◆ DIRECTIONS FOR THIS TASK ◆
Show all lines from the records below in which the string "icon" is present.

◆ RECORD EXCERPTS ◆
- - - -
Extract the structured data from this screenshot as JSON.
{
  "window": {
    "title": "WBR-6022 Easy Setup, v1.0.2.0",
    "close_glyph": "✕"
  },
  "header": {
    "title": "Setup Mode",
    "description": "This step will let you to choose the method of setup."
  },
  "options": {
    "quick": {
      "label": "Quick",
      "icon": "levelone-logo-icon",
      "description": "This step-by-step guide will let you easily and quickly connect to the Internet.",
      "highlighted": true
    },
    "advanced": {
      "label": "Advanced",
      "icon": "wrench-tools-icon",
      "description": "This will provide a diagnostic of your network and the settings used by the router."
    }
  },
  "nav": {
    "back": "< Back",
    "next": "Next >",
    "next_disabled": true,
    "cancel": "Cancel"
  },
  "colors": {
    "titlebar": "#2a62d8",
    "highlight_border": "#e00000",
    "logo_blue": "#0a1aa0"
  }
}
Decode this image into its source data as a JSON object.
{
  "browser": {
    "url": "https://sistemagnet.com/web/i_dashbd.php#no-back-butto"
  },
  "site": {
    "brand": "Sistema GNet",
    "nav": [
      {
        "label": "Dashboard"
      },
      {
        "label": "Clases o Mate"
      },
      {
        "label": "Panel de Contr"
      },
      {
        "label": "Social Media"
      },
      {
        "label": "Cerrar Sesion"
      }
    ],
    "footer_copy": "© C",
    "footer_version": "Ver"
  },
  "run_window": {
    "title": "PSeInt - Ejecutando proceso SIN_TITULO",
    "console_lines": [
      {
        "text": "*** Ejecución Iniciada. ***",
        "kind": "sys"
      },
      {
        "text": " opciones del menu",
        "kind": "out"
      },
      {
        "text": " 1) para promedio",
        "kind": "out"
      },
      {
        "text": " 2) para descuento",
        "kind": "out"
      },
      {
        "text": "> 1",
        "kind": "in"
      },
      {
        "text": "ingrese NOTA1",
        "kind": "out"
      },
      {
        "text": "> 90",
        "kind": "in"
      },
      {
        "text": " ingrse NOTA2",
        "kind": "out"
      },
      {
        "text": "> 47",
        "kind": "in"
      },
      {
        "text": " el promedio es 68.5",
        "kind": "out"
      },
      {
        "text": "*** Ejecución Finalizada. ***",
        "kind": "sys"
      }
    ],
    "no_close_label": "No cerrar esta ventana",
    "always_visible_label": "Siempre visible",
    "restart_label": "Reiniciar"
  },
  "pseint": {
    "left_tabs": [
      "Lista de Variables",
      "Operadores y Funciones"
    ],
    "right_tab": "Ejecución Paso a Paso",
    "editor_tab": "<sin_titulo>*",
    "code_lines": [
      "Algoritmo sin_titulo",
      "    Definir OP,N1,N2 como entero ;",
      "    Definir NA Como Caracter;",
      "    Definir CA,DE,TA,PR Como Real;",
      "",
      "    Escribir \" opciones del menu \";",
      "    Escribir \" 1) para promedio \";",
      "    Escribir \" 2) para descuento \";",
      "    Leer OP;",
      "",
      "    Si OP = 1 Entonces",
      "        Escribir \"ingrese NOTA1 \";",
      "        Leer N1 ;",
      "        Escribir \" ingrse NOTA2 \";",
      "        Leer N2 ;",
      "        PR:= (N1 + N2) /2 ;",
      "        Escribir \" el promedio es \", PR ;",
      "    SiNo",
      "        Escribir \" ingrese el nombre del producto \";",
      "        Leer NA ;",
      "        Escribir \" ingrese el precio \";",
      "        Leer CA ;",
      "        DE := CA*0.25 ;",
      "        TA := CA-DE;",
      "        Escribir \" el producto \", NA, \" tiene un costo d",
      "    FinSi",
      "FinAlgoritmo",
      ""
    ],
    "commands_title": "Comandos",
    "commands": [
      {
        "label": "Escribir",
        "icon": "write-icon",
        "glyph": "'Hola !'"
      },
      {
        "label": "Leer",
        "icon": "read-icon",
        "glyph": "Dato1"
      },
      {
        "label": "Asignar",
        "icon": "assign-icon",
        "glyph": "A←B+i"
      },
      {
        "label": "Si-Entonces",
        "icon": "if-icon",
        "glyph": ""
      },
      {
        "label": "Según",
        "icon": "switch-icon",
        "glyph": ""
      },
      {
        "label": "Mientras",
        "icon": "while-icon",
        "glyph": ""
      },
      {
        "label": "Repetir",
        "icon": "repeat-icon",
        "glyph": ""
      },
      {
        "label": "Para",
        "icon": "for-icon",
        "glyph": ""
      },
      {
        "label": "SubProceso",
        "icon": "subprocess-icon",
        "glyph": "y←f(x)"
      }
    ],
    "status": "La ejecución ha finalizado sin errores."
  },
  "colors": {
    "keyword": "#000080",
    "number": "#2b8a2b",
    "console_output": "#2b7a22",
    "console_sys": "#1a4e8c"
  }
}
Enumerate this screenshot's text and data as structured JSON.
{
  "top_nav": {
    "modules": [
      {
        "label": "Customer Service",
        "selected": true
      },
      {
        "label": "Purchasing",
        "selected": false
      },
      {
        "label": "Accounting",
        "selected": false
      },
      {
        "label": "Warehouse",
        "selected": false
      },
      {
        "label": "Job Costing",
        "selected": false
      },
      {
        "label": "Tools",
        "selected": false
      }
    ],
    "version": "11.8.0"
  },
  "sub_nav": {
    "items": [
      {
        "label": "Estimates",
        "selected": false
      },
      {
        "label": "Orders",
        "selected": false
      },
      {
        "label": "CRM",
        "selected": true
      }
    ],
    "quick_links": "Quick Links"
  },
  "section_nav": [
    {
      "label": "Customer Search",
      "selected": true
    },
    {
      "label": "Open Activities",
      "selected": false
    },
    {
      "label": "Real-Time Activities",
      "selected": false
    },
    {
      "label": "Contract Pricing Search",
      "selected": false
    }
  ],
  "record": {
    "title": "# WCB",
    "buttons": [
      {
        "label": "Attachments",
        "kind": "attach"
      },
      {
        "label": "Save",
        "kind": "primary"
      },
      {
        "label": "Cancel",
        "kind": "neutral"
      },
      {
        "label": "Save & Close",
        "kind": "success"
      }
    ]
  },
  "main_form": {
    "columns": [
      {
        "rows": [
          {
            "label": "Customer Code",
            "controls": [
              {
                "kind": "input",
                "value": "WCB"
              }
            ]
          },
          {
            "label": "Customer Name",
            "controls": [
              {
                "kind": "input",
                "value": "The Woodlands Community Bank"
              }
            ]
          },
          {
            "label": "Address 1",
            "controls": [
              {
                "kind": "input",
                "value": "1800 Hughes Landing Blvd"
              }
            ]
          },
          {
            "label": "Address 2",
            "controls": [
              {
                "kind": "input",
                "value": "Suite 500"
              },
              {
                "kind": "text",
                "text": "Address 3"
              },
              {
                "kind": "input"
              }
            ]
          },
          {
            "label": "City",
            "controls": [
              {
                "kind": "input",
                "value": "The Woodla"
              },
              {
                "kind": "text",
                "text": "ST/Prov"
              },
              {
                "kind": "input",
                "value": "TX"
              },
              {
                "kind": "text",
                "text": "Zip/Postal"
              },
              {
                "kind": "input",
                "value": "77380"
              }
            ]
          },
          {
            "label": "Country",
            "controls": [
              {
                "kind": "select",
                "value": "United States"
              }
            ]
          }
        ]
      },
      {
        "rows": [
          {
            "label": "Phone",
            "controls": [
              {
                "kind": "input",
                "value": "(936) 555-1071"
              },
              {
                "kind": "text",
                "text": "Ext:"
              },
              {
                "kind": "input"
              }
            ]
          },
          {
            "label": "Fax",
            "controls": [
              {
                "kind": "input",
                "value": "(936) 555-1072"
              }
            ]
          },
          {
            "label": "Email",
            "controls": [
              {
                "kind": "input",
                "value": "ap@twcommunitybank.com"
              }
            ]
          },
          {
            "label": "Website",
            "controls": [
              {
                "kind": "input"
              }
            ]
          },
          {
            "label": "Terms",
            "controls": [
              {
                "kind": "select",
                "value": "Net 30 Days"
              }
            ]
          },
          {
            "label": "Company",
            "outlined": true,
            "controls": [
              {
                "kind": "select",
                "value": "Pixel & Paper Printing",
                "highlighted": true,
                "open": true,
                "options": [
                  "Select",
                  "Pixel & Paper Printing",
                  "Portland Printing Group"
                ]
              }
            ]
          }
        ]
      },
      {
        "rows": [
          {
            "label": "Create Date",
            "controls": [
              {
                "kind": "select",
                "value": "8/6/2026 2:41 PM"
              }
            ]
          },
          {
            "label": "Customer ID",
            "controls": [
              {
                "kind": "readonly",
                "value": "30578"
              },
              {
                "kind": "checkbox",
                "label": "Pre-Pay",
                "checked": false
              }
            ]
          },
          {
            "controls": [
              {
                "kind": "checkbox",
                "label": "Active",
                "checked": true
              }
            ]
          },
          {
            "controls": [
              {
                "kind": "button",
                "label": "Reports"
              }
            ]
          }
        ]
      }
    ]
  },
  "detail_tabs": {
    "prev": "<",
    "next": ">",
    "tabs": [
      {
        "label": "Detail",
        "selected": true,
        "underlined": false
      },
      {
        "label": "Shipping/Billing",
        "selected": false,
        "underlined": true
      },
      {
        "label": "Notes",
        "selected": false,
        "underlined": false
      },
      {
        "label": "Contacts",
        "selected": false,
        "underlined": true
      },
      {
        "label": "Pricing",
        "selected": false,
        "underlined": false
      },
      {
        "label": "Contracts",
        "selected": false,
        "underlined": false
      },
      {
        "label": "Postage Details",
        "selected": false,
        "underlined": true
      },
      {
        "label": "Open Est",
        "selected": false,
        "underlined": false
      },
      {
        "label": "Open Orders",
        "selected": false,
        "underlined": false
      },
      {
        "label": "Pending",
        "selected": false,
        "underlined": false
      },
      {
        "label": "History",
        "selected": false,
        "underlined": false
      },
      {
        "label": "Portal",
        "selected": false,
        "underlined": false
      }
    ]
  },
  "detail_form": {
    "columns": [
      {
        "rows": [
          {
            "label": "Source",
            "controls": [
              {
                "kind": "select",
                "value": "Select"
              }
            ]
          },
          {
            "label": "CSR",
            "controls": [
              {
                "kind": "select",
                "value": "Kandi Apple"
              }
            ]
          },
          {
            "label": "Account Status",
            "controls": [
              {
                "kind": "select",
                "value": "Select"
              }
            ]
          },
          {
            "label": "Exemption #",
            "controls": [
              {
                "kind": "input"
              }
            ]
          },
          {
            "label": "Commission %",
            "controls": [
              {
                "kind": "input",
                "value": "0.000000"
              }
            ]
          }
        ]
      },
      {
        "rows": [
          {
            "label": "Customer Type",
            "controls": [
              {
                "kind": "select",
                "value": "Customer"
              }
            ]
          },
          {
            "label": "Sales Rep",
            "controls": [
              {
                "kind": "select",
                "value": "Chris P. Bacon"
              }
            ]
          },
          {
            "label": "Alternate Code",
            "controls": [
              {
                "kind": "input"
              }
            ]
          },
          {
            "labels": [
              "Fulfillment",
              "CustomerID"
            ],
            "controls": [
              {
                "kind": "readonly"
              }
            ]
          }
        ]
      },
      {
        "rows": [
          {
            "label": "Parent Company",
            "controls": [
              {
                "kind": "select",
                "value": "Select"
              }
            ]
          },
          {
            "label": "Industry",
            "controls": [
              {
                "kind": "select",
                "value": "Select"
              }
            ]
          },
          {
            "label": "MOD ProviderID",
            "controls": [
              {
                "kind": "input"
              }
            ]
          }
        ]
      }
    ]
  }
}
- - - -
◆ SOLVED PROBLEM ◆
      "icon": "levelone-logo-icon",
      "icon": "wrench-tools-icon",
        "icon": "write-icon",
        "icon": "read-icon",
        "icon": "assign-icon",
        "icon": "if-icon",
        "icon": "switch-icon",
        "icon": "while-icon",
        "icon": "repeat-icon",
        "icon": "for-icon",
        "icon": "subprocess-icon",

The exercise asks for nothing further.